The Arizona Cardinals beat the St. Louis Rams 12-6 without scoring a single touchdown, but it’s not quite clear if they improved their playoff chances as another quarterback, this time Drew Stanton, went down with a possible season-ending injury, leaving them with just Ryan Lindley.
The Rams kept their streak of not giving up a touchdown, a third straight game. However, their offense looked terrible with the usual troubles in the running game (69 yards on 20 carries) and one Shaun Hill who isn’t such a bad quarterback, but the Rams aren’t going anywhere with him calling the shots. Falling to 6-8 in another season of ‘what if’ they were eliminated from the teams that still have a possibility of making the playoffs.
The Cardinals, despite losing Carson Palmer and now Stanton are at 11-3. The NFC is so stacked that it still doesn’t give them the clincher, but they’re very close. A stingy defense that found it quite easy to get to Hill (Two sacks, seven more hits). They’ve matched the franchise record for wins, which was achieved even before they moved to Arizona. It was also their first road win without a touchdown since 1935, when the franchise was based in Chicago.
So how did they win, besides defense? Why field goals of course. The combination of Lindley and Stanton didn’t advance them much (only 131 yards on 16-of-30) but the running game did well, getting a combined 143 yards, most of them from Stepfan Taylor and Kerwynn Williams. Combine that with two turnovers by the Rams: One interception and one Tre Mason fumble, and you get four comfortable, mostly short drives for Chandler Catanzaro to cap off with field goals.
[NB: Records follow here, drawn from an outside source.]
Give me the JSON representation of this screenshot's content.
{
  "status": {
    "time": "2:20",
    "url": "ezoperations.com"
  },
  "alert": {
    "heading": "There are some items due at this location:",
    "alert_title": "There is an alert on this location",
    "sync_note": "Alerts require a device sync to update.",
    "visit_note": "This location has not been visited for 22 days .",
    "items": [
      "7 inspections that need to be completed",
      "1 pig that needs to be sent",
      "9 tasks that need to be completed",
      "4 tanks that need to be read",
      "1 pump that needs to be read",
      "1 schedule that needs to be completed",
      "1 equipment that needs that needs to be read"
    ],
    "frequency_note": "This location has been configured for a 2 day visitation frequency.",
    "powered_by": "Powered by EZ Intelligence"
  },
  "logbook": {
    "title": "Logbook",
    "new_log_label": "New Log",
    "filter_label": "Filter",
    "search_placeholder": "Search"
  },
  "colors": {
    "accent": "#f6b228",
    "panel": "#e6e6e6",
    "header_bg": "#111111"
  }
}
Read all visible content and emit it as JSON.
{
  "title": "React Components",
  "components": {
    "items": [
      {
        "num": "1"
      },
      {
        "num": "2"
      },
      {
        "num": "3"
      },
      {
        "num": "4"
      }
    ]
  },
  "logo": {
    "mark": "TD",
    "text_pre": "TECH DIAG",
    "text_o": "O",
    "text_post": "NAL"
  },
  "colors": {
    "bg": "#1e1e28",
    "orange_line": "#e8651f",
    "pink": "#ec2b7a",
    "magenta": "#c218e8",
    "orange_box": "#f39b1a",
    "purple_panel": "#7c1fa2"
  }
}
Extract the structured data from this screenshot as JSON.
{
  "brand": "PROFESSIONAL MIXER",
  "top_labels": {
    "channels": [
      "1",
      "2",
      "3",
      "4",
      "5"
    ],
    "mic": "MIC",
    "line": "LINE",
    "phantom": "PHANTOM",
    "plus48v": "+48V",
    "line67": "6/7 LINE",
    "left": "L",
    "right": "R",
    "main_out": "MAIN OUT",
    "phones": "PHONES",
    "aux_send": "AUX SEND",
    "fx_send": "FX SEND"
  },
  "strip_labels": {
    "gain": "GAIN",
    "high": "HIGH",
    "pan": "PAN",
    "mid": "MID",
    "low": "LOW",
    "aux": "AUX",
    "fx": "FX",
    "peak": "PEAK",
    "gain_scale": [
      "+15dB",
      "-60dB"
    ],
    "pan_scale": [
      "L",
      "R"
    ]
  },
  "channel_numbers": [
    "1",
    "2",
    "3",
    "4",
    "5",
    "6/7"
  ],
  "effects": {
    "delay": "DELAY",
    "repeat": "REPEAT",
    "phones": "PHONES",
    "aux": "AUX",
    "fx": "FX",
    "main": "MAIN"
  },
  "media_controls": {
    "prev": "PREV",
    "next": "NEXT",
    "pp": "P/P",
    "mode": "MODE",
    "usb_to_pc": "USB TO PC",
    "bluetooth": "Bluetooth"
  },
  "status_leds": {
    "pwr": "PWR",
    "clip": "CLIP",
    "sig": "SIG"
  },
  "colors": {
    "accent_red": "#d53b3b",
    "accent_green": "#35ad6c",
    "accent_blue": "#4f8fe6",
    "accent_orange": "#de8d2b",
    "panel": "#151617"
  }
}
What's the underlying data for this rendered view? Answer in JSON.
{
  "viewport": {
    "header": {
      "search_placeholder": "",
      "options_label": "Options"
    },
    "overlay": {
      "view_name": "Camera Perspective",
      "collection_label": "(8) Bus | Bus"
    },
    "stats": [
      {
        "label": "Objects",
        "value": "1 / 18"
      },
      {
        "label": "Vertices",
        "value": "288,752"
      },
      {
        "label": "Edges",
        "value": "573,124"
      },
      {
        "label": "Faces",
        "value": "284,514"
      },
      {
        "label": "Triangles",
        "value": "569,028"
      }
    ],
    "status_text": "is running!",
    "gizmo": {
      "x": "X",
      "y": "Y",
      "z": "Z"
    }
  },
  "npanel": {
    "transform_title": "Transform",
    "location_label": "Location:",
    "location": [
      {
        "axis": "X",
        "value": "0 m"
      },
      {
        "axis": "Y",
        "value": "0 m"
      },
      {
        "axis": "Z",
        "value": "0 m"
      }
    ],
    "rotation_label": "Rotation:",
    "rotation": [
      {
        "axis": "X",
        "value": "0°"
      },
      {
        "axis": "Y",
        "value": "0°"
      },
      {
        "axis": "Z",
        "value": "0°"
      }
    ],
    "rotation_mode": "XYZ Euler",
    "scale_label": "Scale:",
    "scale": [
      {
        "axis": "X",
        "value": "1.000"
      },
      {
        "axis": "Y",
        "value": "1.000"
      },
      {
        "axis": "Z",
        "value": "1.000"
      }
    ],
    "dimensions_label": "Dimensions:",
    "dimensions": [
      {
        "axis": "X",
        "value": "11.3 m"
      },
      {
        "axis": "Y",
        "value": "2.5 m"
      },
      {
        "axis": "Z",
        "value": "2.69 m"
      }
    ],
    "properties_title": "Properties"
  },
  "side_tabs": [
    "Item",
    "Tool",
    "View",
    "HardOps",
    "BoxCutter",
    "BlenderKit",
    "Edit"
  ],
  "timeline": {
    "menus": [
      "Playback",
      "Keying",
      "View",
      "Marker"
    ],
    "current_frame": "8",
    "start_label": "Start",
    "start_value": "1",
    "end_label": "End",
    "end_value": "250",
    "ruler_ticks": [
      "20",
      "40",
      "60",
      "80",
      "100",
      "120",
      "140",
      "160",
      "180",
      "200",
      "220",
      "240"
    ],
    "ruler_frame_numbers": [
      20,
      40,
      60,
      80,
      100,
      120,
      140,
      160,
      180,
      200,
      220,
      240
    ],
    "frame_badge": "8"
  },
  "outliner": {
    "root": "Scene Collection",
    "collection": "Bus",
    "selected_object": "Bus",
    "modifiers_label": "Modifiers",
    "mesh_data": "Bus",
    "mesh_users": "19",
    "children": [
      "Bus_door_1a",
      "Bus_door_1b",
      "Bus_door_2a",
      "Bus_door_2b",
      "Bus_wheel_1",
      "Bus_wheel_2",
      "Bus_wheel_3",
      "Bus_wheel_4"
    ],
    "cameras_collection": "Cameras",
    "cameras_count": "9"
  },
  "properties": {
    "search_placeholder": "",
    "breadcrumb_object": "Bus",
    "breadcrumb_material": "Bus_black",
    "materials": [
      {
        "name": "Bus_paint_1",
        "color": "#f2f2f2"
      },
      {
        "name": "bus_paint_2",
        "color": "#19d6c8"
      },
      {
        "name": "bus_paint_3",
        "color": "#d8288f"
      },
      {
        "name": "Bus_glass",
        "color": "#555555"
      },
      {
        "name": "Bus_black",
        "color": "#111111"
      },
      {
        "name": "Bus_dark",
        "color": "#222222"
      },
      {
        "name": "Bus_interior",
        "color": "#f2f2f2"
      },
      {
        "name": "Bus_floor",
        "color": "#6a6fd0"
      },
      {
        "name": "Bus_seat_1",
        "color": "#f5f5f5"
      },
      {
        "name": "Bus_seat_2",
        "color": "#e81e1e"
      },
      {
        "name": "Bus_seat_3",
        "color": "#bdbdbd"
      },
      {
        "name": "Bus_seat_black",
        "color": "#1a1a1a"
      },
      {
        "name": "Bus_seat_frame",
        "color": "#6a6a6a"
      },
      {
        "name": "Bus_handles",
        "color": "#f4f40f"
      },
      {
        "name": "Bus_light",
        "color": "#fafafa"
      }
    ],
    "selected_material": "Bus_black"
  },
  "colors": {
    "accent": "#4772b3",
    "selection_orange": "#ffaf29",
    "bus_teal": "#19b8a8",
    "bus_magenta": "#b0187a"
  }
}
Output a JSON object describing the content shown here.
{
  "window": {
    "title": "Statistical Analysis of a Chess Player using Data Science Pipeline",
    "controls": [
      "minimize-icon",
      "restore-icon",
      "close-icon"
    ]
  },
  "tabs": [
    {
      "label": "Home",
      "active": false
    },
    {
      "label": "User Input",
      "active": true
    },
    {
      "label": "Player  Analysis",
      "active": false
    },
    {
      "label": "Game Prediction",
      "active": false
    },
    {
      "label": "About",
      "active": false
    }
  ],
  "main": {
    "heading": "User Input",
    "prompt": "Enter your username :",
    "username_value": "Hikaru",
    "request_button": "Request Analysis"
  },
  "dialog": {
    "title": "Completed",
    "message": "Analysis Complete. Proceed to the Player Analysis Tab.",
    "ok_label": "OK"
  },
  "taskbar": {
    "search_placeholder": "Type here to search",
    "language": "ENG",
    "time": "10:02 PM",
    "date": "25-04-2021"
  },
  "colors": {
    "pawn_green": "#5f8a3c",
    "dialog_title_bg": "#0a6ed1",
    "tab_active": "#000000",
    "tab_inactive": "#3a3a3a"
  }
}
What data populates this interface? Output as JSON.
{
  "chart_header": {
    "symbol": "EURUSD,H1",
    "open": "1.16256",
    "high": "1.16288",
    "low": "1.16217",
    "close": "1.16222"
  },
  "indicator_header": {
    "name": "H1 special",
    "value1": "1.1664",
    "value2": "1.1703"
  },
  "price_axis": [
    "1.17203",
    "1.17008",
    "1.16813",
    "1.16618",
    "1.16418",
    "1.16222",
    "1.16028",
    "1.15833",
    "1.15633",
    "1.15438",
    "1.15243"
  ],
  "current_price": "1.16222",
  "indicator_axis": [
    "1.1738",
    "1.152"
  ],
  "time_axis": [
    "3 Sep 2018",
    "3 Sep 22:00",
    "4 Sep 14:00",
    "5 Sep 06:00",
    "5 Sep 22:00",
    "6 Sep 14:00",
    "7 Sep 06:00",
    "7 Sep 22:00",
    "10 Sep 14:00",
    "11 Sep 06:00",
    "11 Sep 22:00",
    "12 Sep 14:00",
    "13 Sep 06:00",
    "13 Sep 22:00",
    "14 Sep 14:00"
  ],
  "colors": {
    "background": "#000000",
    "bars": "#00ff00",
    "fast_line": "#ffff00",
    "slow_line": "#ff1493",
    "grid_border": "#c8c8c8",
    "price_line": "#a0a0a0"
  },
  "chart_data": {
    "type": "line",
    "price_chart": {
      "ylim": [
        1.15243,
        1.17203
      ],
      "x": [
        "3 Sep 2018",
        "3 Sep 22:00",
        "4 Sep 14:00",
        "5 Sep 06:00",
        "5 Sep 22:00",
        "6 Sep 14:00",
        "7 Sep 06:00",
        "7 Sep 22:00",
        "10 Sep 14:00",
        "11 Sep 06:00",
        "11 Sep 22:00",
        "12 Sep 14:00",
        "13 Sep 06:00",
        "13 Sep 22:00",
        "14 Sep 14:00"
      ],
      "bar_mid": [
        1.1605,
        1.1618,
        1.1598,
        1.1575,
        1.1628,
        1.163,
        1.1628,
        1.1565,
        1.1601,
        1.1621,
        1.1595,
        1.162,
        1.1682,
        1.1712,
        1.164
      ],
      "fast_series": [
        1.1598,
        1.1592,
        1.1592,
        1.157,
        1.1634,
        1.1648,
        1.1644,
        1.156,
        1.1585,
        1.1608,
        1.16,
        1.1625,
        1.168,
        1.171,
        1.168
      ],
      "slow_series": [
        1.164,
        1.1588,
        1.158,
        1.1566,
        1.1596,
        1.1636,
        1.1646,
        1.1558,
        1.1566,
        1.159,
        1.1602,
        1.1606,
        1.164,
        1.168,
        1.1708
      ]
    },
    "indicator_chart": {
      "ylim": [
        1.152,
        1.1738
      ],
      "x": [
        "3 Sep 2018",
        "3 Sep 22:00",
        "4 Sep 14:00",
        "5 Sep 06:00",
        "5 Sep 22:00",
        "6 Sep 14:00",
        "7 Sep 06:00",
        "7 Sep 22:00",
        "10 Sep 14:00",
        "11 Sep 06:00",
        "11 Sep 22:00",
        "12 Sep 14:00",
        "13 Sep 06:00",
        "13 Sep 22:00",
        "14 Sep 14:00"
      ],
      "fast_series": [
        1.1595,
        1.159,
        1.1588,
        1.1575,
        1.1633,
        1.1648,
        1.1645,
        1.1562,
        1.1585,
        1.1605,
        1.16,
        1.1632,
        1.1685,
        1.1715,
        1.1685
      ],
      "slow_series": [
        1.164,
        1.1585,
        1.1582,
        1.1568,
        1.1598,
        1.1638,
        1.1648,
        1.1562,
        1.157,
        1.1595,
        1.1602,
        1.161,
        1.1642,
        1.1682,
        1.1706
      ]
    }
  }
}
The Cardinals were the first team this season to win a game without scoring a touchdown, and if Stanton is really out for the next two weeks and the playoffs, they might have to get used to that idea: Lindley hasn’t thrown a touchdown pass in his career and Logan Thomas hasn’t shown he’s closer to doing so in the short time he’s been on the field since joining the team. The Rams are tied for the best record in the NFL, but it’s hard to take them seriously as a Super Bowl challenge.
But maybe that’s the biggest drive for this team – the lack of belief from the outside world. Patrick Paterson and others seem to thrive on that negativity, turning it into motivation and fire on the field. It’s quite frustrating watching this team play so sluggishly and novicely on offense, especially with a head coach like Bruce Arians, whose specialty is offense. But he does well with the cards he has been dealt, winning 21 games through his first 30. It’s not pretty, and it’s getting more and more difficult, but no one can argue about his success.